30 July 2020, 16:51 | Updated: 31 July 2020, 10:55

Online shopping costs could increase
Online shopping costs could increase. Picture: Getty
Mared Parry

By Mared Parry

A new sales tax being considered by the government could indeed mean that deliveries and online shopping purchases won't be as cheap as before.

Shoppers are at risk of their purchases and deliveries skyrocketing in costs as plans are being discussed to introduce a new sales tax.

Chancellor Rishi Sunak has recently unveiled the Treasury's plans to potentially introduce the new tax which would be targeted at online sales.

Online shopping has kept us going through lockdown
Online shopping has kept us going through lockdown. Picture: Getty

This new introduction is in a bid to boost the struggling British high street and to help rebuild the economy following the devastating effects of the coronavirus pandemic.

Sunak has famously introduced a number of schemes and changes to help rebuild the failing economy, such as the Eat Out to Help Out scheme in August to get Brits out and dining again, and has reduced taxes in hospitality areas from 20 per cent to 5 per cent until January.

However, the new online shopping tax could have devastating effects for those who rely on getting their goods from the internet.

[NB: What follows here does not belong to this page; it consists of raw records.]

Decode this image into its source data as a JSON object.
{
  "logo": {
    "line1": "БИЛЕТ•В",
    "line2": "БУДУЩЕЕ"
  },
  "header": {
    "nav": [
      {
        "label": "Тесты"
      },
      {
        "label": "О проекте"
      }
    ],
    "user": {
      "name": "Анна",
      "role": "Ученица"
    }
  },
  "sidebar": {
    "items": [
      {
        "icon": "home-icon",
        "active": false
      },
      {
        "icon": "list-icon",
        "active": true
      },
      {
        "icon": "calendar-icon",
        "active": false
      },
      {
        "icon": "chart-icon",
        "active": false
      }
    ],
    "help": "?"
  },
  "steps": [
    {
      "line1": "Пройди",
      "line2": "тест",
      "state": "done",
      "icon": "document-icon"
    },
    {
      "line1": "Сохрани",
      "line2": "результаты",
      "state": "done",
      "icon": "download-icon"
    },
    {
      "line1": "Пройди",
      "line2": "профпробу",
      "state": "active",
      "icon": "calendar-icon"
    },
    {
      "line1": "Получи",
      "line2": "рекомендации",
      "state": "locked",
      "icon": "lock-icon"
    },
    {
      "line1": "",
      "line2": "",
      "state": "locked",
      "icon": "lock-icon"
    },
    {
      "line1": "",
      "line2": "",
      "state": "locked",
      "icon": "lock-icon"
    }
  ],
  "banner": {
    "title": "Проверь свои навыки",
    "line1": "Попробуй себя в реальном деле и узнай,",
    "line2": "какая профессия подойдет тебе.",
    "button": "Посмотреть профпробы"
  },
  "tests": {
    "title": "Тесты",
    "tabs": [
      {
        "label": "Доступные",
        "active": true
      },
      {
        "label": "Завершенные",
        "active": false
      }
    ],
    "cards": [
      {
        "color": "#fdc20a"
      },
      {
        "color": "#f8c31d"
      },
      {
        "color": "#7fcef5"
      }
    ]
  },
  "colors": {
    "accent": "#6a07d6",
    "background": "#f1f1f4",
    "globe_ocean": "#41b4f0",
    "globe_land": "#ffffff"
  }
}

The new tax would run alongside the existing business rates tax system introduced in 1990 where retailers pay taxes based on the so-called "rateable value" - essentially the rental value - of their property.

However, there is an issue with the current system which actually favours online retailers, as they don't have to pay pricey rents.

The tax could hit us hard
The tax could hit us hard. Picture: Getty

Earlier this week the Treasury said an increase in online shopping due to coronavirus could mean taxing online sales provides a "sustainable and meaningful revenue source".

It adds that it could rebalance the system and provide a boost to struggling high streets, and continues that the introduction of a new tax would be long-term rather than a short-term stop-gap.

In a new report, The Times revealed that the online tax would be around the 2 per cent mark and that it could raise an impressive £2billion a year for the Treasury.

They also suggested that the government is also considering a mandatory charge on online deliveries. 

HM Treasury then declined to confirm these points, but there are fears these changes would mean higher prices and increased costs for online shoppers.

Tom Ironside, director of business and regulation at trade body the British Retail Consortium (BRC), said: “Taxing the sale or delivery of online goods would simply be another burden on an already overtaxed industry; one that would ultimately hit consumer spending through higher prices."